Our judges award best in show to the project that stands out to them the most. In this hackathon, it was a proof of concept for a new iteration of our Adaptive Delivery functionality, which auto-tunes outbound email delivery parameters and traffic shaping in real-time to avoid blocks, safeguard reputation and optimize delivery.

This functionality is currently a part of the core technology that powers SparkPost—the Momentum platform. The project used a combination of Vertica, Redis, and Node.js to power the rules system for Adaptive Delivery, allowing us to offload some of the work to more efficient services. The main benefits here are scalability, performance, and abstraction. Another potential benefit could be sharing Adaptive Delivery data to improve deliverability for all of our customers.

winners-best-in-show

Product

For our product category, two projects shared top honors: an in-application API explorer for SparkPost, and a hot backup for our PowerMTA product.
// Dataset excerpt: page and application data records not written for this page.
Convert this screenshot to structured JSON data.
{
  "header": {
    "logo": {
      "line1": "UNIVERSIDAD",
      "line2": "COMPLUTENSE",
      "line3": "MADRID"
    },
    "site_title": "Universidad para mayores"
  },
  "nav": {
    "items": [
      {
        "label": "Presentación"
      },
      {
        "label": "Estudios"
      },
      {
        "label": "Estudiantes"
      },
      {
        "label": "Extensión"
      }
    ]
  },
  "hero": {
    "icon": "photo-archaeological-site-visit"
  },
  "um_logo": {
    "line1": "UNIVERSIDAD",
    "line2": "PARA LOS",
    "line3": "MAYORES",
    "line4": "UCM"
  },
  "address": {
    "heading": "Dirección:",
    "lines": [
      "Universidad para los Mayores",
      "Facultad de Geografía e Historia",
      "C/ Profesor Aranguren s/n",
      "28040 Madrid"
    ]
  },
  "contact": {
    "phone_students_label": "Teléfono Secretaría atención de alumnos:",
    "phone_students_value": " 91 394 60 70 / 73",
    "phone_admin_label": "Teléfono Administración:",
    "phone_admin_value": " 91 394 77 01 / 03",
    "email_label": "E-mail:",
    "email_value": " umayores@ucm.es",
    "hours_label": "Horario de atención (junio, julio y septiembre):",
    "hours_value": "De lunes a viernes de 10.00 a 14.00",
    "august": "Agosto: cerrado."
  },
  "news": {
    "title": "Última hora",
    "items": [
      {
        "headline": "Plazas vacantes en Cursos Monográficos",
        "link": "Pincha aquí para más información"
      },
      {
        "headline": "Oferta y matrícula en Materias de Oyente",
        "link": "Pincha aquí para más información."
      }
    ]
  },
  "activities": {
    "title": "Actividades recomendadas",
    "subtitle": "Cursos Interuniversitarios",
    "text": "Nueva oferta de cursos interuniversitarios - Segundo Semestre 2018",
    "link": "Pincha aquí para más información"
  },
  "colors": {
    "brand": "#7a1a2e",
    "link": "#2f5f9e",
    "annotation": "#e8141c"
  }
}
The interactive discoverability made possible by in-application API explorer was so awesome that we’ve added it to the SparkPost UI! This interactive tool complements our traditional API documentation.

explorer-2

 

The PowerMTA project did a proof-of-concept system that enables one instance of PowerMTA to be the hot backup for another instance. Also addressed was a potential solution for recovery from failures when using hot backups. The team relied on their knowledge of database replication and SMTP to build the replication protocol and used TCP socket programming to implement the details.
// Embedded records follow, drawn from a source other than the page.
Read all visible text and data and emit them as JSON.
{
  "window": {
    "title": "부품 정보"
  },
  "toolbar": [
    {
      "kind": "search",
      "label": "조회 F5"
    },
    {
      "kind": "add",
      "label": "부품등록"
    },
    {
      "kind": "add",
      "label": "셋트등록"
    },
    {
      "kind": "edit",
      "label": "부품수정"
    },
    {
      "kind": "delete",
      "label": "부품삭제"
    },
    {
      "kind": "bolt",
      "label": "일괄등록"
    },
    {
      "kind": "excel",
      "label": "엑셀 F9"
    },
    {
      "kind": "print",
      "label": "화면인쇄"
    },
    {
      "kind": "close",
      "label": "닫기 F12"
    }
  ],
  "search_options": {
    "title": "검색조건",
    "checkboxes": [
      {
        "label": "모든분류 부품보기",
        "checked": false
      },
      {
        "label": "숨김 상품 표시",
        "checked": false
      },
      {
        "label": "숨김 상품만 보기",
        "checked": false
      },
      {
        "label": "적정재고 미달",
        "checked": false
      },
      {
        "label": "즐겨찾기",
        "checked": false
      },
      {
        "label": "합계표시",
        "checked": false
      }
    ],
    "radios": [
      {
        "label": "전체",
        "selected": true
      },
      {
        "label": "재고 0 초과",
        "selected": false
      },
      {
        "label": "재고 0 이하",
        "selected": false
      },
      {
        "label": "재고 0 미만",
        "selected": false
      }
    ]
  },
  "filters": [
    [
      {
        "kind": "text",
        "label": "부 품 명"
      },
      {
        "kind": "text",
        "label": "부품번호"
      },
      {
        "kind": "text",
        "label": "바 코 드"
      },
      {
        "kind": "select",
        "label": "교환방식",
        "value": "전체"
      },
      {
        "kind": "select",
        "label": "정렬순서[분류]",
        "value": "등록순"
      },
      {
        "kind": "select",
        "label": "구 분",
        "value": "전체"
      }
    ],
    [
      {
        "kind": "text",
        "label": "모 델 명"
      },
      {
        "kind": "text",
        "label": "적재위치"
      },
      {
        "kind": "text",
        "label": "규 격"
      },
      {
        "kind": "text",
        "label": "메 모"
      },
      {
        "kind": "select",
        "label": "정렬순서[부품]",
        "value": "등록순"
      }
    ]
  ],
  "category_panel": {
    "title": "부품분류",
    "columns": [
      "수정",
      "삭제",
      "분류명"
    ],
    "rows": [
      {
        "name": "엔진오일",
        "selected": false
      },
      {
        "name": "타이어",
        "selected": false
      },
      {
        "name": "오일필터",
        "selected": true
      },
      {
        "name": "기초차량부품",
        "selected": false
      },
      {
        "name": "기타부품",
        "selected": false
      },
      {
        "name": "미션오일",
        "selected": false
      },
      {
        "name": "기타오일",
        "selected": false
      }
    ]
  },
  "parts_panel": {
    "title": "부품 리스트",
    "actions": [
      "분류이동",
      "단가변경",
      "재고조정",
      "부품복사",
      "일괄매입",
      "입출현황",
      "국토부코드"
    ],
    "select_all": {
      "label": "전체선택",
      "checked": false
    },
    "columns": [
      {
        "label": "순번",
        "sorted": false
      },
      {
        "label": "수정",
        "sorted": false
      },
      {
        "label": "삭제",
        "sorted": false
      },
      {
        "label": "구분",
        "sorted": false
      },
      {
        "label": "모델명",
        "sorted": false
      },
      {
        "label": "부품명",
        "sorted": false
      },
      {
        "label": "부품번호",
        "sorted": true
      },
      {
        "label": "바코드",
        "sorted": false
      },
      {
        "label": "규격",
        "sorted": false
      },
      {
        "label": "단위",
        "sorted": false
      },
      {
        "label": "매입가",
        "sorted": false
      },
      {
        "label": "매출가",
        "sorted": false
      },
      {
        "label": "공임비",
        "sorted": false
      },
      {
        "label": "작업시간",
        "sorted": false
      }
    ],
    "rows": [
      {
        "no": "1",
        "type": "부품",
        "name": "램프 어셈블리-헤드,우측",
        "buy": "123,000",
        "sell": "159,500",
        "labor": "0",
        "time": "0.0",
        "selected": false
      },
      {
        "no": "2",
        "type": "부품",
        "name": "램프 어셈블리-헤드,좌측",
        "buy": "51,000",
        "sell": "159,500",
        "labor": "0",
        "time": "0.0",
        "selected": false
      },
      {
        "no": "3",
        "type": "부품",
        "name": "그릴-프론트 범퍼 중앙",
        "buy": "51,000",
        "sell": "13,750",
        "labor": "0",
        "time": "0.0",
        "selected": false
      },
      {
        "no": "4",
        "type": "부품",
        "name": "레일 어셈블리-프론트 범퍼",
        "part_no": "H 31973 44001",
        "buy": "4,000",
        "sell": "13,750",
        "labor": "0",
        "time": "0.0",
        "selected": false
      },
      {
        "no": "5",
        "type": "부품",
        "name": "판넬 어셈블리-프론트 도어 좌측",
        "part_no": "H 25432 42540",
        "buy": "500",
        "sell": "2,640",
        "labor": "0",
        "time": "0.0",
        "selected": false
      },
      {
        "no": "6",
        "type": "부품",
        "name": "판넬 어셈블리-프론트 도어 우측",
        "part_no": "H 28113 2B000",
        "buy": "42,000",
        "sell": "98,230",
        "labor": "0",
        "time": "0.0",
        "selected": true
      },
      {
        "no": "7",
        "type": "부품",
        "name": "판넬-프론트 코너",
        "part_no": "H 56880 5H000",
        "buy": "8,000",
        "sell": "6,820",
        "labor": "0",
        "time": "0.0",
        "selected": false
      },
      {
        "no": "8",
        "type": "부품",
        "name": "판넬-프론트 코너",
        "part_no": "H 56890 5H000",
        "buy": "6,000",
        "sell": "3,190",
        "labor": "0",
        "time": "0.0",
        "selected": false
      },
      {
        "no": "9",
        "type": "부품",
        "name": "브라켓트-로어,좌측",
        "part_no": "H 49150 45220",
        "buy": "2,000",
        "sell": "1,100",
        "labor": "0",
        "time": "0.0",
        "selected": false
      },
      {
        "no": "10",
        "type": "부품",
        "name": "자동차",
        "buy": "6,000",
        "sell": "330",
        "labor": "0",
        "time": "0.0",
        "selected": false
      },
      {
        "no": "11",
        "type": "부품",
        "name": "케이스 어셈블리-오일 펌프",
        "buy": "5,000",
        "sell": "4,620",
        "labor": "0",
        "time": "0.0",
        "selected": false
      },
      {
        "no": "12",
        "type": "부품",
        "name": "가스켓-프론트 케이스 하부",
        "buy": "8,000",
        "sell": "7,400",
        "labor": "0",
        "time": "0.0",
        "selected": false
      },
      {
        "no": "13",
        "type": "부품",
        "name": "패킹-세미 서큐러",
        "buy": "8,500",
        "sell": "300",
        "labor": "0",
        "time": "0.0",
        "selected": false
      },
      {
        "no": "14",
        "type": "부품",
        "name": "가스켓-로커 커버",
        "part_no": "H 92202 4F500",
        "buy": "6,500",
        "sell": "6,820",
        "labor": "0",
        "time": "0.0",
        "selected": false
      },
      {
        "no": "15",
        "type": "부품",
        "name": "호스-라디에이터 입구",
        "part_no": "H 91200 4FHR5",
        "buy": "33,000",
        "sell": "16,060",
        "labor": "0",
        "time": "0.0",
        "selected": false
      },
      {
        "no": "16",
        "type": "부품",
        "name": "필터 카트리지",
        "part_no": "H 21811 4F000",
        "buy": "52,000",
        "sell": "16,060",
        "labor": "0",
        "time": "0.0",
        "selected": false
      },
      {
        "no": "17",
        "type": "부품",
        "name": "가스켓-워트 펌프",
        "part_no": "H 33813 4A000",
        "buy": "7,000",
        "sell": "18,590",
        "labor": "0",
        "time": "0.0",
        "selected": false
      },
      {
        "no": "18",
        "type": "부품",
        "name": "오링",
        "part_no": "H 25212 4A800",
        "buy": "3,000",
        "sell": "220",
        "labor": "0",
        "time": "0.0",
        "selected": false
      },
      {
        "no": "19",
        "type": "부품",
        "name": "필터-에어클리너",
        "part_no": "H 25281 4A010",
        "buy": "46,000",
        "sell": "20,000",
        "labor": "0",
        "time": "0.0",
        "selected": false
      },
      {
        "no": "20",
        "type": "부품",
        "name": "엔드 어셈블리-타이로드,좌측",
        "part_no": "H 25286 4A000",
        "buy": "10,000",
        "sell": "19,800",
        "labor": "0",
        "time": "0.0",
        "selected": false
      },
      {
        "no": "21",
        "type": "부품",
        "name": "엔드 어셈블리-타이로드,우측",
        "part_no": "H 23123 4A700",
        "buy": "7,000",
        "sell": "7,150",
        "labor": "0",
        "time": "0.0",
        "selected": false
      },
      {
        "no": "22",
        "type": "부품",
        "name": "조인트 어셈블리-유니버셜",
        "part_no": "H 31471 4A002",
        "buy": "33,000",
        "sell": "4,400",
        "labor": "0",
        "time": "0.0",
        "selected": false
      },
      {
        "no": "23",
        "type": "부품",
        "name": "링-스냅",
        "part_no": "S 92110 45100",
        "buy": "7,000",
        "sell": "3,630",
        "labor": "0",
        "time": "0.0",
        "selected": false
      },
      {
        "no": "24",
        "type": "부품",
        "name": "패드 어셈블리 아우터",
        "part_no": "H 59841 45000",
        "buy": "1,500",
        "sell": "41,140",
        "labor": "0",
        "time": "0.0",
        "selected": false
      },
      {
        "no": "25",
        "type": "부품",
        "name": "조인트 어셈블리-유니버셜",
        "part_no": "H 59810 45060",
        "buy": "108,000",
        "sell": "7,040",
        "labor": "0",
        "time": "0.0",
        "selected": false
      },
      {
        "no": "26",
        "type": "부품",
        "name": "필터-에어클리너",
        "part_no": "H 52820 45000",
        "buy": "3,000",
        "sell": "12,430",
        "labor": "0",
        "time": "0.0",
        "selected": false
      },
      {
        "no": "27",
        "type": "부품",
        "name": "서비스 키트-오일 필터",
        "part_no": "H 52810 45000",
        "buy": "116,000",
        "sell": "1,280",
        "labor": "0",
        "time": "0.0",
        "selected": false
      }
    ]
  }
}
Tools

The tools category produced a project allowing us to automate testing against our SparkPost Elite environments. Our tech ops team routinely spins up new SparkPost Elite customer environments with the requisite architecture and needs to test that everything is set up correctly and ready to send. To aid in automation of this process, one of the teams created autoscott, a command line utility that allows teams to run commands to perform actions like sending a single transmission, sending multiple transmissions, creating recipient lists, creating templates, and more.

Fun With Data
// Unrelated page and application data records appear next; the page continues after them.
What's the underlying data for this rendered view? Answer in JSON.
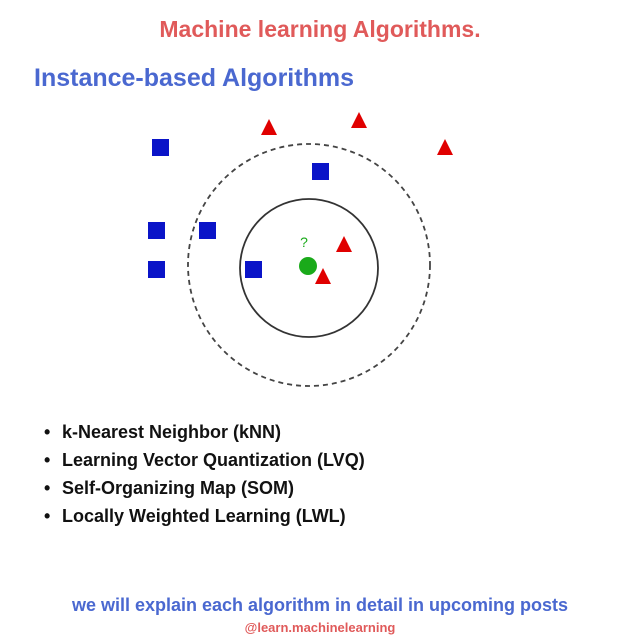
{
  "header": {
    "title": "Machine learning Algorithms."
  },
  "section": {
    "title": "Instance-based Algorithms"
  },
  "diagram": {
    "query_label": "?",
    "colors": {
      "class_square": "#0a14c8",
      "class_triangle": "#e00000",
      "query_point": "#1aaa1a",
      "query_label": "#1aaa1a",
      "inner_circle": "#333333",
      "outer_circle": "#444444"
    },
    "icons": {
      "square": "blue-square-icon",
      "triangle": "red-triangle-icon",
      "query": "green-circle-icon"
    }
  },
  "algorithms": [
    "k-Nearest Neighbor (kNN)",
    "Learning Vector Quantization (LVQ)",
    "Self-Organizing Map (SOM)",
    "Locally Weighted Learning (LWL)"
  ],
  "footer": {
    "note": "we will explain each algorithm in detail in upcoming posts",
    "handle": "@learn.machinelearning"
  },
  "theme": {
    "title_red": "#e05a5a",
    "title_blue": "#4a68d0"
  }
}
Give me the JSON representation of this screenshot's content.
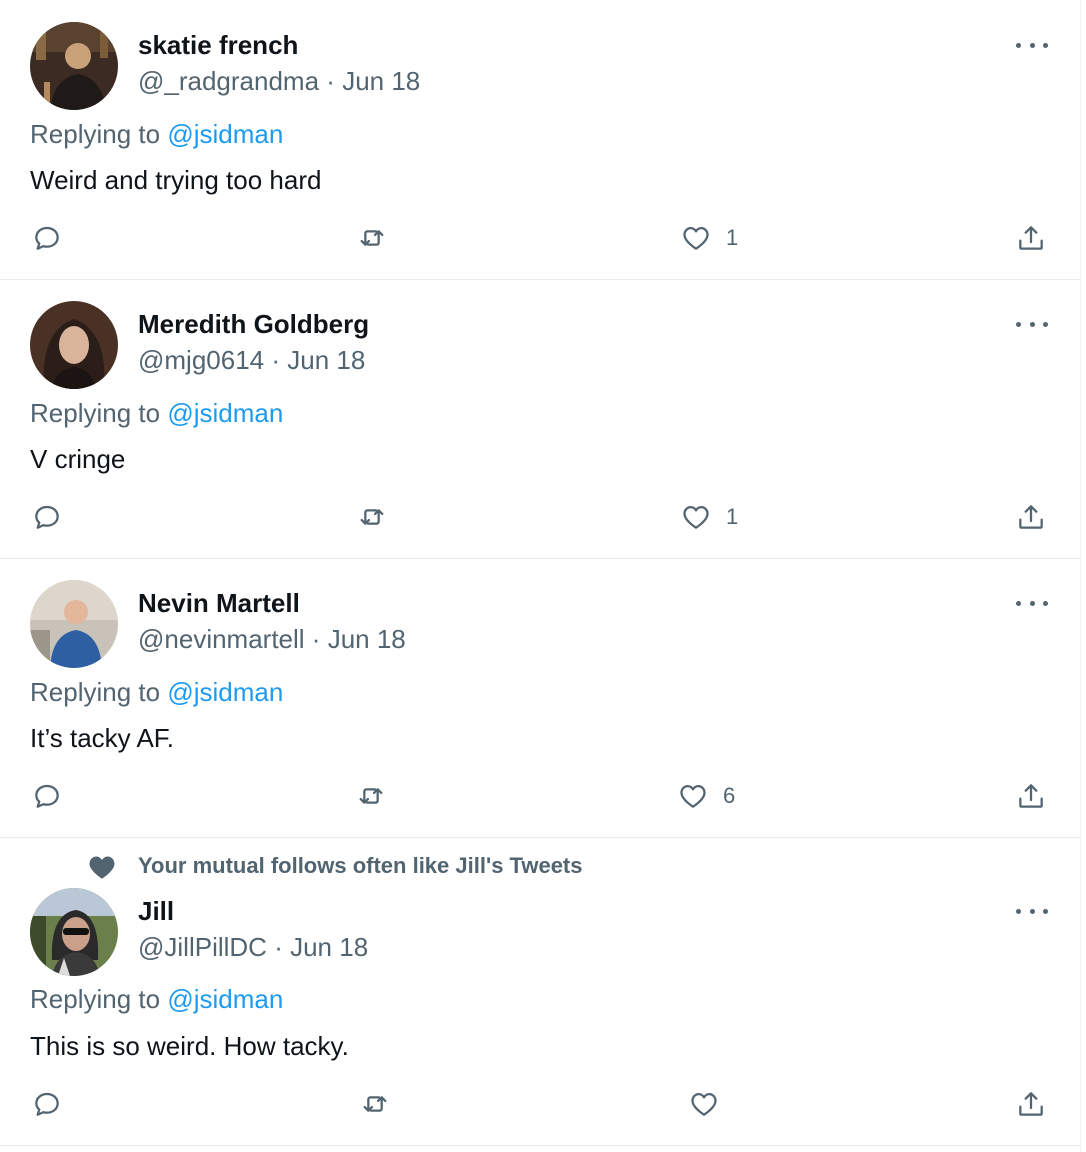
{
  "tweets": [
    {
      "name": "skatie french",
      "handle": "@_radgrandma",
      "date": "Jun 18",
      "replying_label": "Replying to",
      "replying_to": "@jsidman",
      "text": "Weird and trying too hard",
      "likes": "1",
      "avatar_colors": [
        "#3b2b22",
        "#c9a27a",
        "#1f1a17"
      ]
    },
    {
      "name": "Meredith Goldberg",
      "handle": "@mjg0614",
      "date": "Jun 18",
      "replying_label": "Replying to",
      "replying_to": "@jsidman",
      "text": "V cringe",
      "likes": "1",
      "avatar_colors": [
        "#2b1d17",
        "#d9b39a",
        "#4a3126"
      ]
    },
    {
      "name": "Nevin Martell",
      "handle": "@nevinmartell",
      "date": "Jun 18",
      "replying_label": "Replying to",
      "replying_to": "@jsidman",
      "text": "It’s tacky AF.",
      "likes": "6",
      "avatar_colors": [
        "#c8c2b8",
        "#2f5fa3",
        "#e2b79a"
      ]
    },
    {
      "social_context": "Your mutual follows often like Jill's Tweets",
      "name": "Jill",
      "handle": "@JillPillDC",
      "date": "Jun 18",
      "replying_label": "Replying to",
      "replying_to": "@jsidman",
      "text": "This is so weird. How tacky.",
      "likes": "",
      "avatar_colors": [
        "#6b7f4a",
        "#caa08a",
        "#2a2a2a"
      ]
    }
  ],
  "separator": "·",
  "colors": {
    "link": "#1d9bf0",
    "secondary_text": "#536471",
    "primary_text": "#0f1419",
    "divider": "#e6ecf0"
  }
}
In the fun with data category, we had a team create a prototype for a weekly report card. This report would be delivered to our customers and contain a summary of their sending including number of emails sent, open rate, and click rate. It would also deliver helpful tips on how to improve your mailings based on trends in data. For example, if your open rate went down week-over-week, we’d let you know how to potentially correct this issue. Additionally the email contains a breakdown of volume by day for the past few weeks and some information about your sending habits as they relate to other senders on SparkPost.

Partner Integrations

Signing up for and signing in to SparkPost is simple. The winning entry in our partner integrations category wanted to take this a step further, so they built the ability to sign up and sign in via Github, Twitter, or Google. The project made use of the Node.js library passport and the adapters for GithubTwitter, and Google. As an added bonus, there is also a passport adapter for SAML, which we’re using to power our upcoming SSO functionality for our SparkPost Elite customers.

We Deliver

Deliverability is a big deal at SparkPost. We pride ourselves on keeping the bad actors out and the good actors sending reliably. In our we deliver category, the winning team worked on refining our ability to scan outgoing email for spam. One particular enhancement was a performance optimization to make scanning of large transmissions more efficient. This group worked using the fine CSDMC2010 spam corpus, which includes a training collection of labeled spam and ham emails, as well as an additional unlabeled test set. The group also worked to visualize the resulting data using SumoLogic, a commercial product which we use in our data analysis.

winners-we-deliver

Another Successful Hackathon

Hosting employee hackathons has become a great tradition here at SparkPost. Our hackathons support our culture of innovation…and ultimately help our customers succeed. As you can see, our teams are constantly striving to improve our product and our tools. The Fall hackathon was no exception.

We’re always looking for bright people to join our team. If solving complex problems, using awesome tech, and participating in Hackathons sounds fun to you, check out our open positions.